I stood by the wall, chest to chest,
leaning my head on your shoulders
and crying.

No, I can’t believe that you’ve left me,
after all those years, Darwish!
I thought you’d stay,
just like your picture in this old frame,
waiting for my kisses
with each new poem you wrote.

You were not supposed to die,
leaving me alone to write for you.
It was always you who wrote
for the wounds of love,
for the lilac flowers,
for the lost homeland:
Poems that crossed frontiers
In a caravan ladden with words
To reach my solitude at nights.

Even death does not make you a stranger to me Darwish!
I kiss your frameless image again and again;
I kiss your eyes, lips and fragrant foerhead
and I remember my grandmother's words
whenever she was praying in my room:
'what is this picture of a stranger doing in your room? '

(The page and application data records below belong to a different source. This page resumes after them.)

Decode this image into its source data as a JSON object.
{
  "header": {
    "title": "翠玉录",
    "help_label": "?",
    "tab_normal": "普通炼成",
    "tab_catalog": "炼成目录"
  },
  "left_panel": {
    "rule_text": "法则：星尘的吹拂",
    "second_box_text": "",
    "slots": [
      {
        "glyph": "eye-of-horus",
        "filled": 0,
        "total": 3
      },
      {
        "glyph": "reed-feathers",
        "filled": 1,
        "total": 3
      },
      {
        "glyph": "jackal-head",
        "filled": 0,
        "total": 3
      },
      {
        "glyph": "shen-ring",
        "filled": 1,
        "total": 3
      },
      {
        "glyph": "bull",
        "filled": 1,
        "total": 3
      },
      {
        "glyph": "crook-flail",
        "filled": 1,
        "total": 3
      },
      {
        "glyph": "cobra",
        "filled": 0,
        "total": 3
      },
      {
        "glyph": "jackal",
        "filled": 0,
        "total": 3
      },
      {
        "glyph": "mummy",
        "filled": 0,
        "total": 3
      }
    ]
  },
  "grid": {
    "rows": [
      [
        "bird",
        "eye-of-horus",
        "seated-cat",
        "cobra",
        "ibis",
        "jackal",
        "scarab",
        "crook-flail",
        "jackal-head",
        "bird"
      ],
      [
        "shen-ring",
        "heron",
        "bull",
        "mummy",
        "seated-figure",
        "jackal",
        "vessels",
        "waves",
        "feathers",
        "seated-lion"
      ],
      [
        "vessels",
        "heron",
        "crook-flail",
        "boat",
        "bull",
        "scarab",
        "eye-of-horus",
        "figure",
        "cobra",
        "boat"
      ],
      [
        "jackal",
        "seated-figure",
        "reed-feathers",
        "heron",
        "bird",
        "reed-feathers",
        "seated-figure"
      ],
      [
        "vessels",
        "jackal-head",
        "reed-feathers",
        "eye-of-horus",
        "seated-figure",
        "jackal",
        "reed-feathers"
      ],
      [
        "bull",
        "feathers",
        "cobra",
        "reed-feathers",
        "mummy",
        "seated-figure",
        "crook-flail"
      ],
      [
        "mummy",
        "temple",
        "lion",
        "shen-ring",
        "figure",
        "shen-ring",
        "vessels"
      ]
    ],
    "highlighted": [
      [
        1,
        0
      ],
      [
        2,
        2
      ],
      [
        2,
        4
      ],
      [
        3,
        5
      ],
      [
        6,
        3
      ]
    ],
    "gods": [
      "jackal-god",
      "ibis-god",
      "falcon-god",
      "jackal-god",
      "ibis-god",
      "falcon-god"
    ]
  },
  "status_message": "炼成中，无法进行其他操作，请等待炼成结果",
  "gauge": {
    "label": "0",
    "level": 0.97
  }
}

No one in this world was as familiar to me as you Darwish!
different from other men in my life.
Your mission was not to darken or brighten my memories.
You were like a messenger from the mountain heights
who revealed to me the hidden meaning of words
with each new poem.

Miraculously you made blind the eyes
of the spider weaving sorrow and absurdity
in the sticky corners of my mind.

With you
I became another 'I'
much different than my dark and tired 'I's.
With you
I became a nation with shining open eyes.

Bless the memories of those far days Darwish!

When I found your first poetry book
my mirror had not even one single white hair
how proud I was of my beauty!
not aware of the yellow leaves gone with the wind.

In those far days I wanted poetry
only for warming up my nights
only for giving wings to my dreams
I thought that the domain of words
was above the clouds, even higher.
Then suddenly in my first encounter
with your poetry,
you filled my room with the rubble of ruined cities,
with the sound of a boy’s footsteps
running in exile
lighting lamps from house to house,
with the magic of words.

Without homeland,
with a suitcase of eternal wanderings,
you were the only poet, Darwish,
who taught me
the meaning of motherland.

Your melodious wounds taught me
this is blood which illuminates the world,
and the sun is nothing but burning memory
around which the Earth moves
in the redolent silence of merry Martyrs
in tombs more unknown now than ever before.

Do you remember, Darwish,
in those far days, in the gloomy compartments
of the train passing through dark tunnels?
I was nursing hope for a job, a future
to reach the vague share of my heart
from fate and mate,
with your poetry book lying on my lap
watching over me when I was asleep.

I can’t believe you have left me, Darwish.
No one believed you died, not even the thousands
who carried your coffin.
You bore the weight of the tombstone
as does a flower the weight of the dew,
while your voice went on to read
through the loudspeakers, warm, lively and inspiring.
But the flowers your enemies strew on your grave
tormented you Darwish!
as if you were offered hell at the first night of the tomb.

Three days public mourning
for you who were not a general,
or a president,
not even the voice of refugees any more.
Breaking away from the crowd
you devoted your songs to the bleak birds of Al-Jalil.

Three days public mourning
for you who vested power in the words
without coup d'etat,
without massacre
and without usurping the lands of people.

Three days public mourning
for you who had no legacy but
the thirsty whiteness of paper,
so satisfied with living
in the frame of old friendships,
to adorn the walls of lethal loneliness;
a sanctuary for your survivors
to lean on your generous shoulders and cry
unable to accept your death Darwish!

Farideh HassanzadehMostafavi Comments

Farideh HassanzadehMostafavi Popularity

Farideh HassanzadehMostafavi Popularity

Error Success